Search the entries below for the string "stdin" and copy the lines that hold it.
---------- Information supplied
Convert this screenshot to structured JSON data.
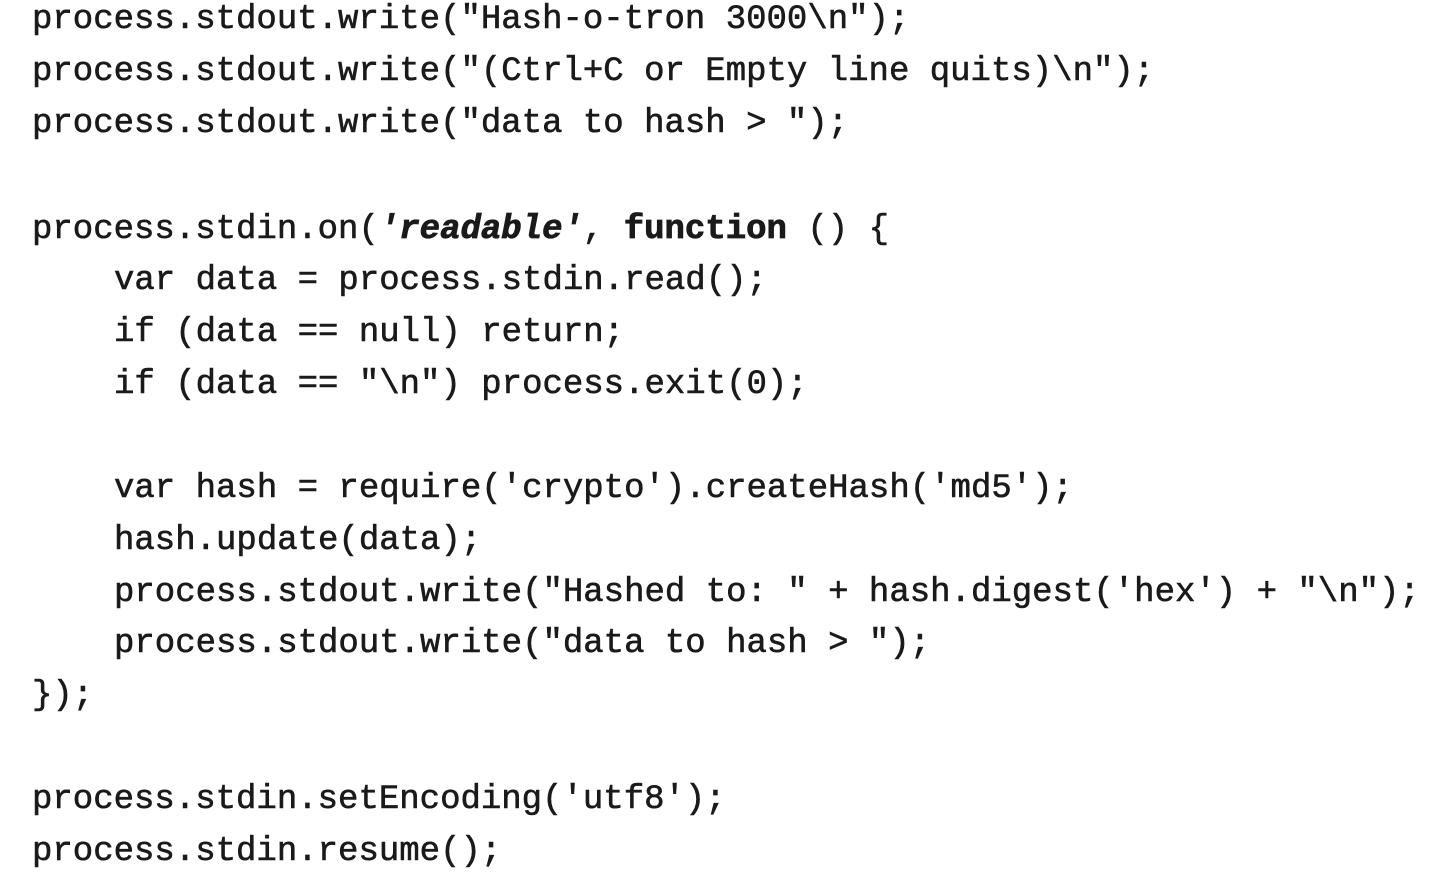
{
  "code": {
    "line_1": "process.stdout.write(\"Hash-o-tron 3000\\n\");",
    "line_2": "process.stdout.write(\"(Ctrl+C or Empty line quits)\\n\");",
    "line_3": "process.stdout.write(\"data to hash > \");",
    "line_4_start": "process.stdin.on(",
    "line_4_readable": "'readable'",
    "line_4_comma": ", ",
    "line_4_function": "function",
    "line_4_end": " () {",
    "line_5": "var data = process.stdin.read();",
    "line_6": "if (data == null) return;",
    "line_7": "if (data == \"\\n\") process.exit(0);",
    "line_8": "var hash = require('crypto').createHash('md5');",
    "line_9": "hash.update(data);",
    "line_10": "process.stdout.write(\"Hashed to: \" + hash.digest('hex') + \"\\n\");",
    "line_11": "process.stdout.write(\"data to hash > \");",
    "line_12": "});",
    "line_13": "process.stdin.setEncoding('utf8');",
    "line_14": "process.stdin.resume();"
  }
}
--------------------
_Response_
    "line_4_start": "process.stdin.on(",
    "line_5": "var data = process.stdin.read();",
    "line_13": "process.stdin.setEncoding('utf8');",
    "line_14": "process.stdin.resume();"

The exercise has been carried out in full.